April 20, 2011— -- It is unclear if Americans are suffering from more pain than ever, but they are definitely getting more prescriptions for it. The use of Vicodin, the most popular pain relief drug in the country, has grown dramatically from 112 million doses prescribed in 2006, to 131 million in the U.S. today, according to a national survey done by the consulting firm IMS Health.
Experts say most of those prescriptions are unnecessary. The United States makes up only 4.6 percent of the world's population, but consumes 80 percent of its opioids -- and 99 percent of the world's hydrocodone, the opiate that is in Vicodin.
"Vicodin is the most prescribed opioid mainly because it's been incorrectly scheduled as a class III rather than a II," says Andrew Kolodny, Chair of Psychiatry at Maimonides Medical Center in New York. "Many states have prescribing regulations linked to DEA scheduling.

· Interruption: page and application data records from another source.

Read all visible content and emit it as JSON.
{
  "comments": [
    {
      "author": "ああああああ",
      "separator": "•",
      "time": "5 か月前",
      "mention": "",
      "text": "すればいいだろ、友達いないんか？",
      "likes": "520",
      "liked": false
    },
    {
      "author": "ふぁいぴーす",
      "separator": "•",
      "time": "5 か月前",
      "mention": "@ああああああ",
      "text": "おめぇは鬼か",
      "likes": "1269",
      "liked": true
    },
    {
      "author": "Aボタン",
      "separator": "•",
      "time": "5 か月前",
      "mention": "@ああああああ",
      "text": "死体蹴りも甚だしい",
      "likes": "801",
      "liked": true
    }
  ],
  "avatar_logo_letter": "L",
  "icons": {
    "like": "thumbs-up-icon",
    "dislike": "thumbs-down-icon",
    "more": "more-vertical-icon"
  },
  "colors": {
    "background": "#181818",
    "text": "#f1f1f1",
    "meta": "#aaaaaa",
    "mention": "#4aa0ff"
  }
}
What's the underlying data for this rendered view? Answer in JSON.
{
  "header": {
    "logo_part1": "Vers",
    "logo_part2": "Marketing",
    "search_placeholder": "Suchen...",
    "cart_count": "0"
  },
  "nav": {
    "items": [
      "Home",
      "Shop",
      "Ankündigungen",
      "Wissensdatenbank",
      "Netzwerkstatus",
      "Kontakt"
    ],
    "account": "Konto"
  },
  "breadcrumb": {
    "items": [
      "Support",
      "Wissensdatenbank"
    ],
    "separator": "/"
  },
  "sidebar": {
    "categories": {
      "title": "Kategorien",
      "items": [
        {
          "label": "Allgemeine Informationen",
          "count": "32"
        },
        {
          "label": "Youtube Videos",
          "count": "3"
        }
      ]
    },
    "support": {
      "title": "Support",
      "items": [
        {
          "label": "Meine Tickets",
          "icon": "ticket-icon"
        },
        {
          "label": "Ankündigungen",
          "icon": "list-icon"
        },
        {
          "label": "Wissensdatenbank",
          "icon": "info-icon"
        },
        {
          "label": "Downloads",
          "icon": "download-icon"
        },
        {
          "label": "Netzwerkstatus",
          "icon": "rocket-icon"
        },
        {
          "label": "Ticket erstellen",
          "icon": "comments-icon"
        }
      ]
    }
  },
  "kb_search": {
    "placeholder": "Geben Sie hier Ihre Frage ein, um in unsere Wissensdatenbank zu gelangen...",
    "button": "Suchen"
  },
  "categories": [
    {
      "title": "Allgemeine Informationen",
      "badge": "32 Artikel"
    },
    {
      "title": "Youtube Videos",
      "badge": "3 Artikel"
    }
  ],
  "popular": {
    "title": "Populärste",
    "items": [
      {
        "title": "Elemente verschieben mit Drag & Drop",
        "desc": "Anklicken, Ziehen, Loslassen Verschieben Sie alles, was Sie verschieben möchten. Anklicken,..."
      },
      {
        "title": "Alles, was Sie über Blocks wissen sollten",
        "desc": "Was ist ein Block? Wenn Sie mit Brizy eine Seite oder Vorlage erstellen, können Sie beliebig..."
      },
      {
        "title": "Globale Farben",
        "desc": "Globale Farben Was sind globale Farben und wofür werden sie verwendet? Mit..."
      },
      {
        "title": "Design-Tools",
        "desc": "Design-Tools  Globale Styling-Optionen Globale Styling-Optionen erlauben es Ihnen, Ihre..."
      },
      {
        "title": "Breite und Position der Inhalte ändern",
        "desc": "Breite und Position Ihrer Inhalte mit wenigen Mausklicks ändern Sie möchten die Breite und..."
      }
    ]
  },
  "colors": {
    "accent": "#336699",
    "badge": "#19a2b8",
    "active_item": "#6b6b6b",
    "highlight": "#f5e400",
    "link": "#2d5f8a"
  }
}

But it is no less abusable or addictive than Oxycodone or heroin."
Who is prescribing all that Vicodin? More than 600,000 doctors, from surgeons to podiatrists, are licensed by the Durg Enforcement Agency to prescribe the drug. At the top of the list of pain relief prescribers are primary care doctors, followed by internists and then dentists. According to many critics, doctors often prescribe Vicodin because it is not as tightly regulated as other narcotic pain relievers are, although it is just as dangerous.
"Opioids are essentially legal heroine," says Lewis Nelson, who served on an FDA panel to revise the Risk Evaluation and Mitigation Strategy (REMS) associated with the prescription drugs.
Although it is used by many doctors and patients for legitimate reasons, accidental overdoses from Vicodin and other narcotic pain relievers kill more people than car accidents in 17 states now, according to Dr. Thomas Frieden, director of the Centers for Disease Control and Prevention. Public health and law enforcement officials in the Obama administration also said in a press conference that painkillers are now responsible for more deaths than crack in the 1980s and black tar heroin in the 1970s combined.
Carolyn Alfieri, 41, from New York, suffered from chronic shoulder pain caused by years of playing the violin. When she was 26, she went to see a doctor who prescribed Vicodin. Over the years, she was given progressively more powerful pain relievers. She said she became so addicted that she was taking up to 75 pills a day. She said she eventually lost her teeth because of drug use. She said she she sold her violins and began forging prescriptions to feed her addiction.
"The progression happened very quickly," said Alferi. "It went from Tylenol with Codeine, to Vicodin, to Percocet, to the Oxycontin."
Gil Kerlikowske, the national drug czar, says the current culture of writing narcotic prescriptions for moderate pain, which began about a decade ago, needs to be changed and doctors need to be retrained.
"In the amount of education and training that doctors get, there was very little time, if any, in medical schools and other places to be devoted to understanding this," he told ABC News.
Many pain specialists say narcotic pain relievers should only be used by patients with terminal illnesses, when addiction is not a concern.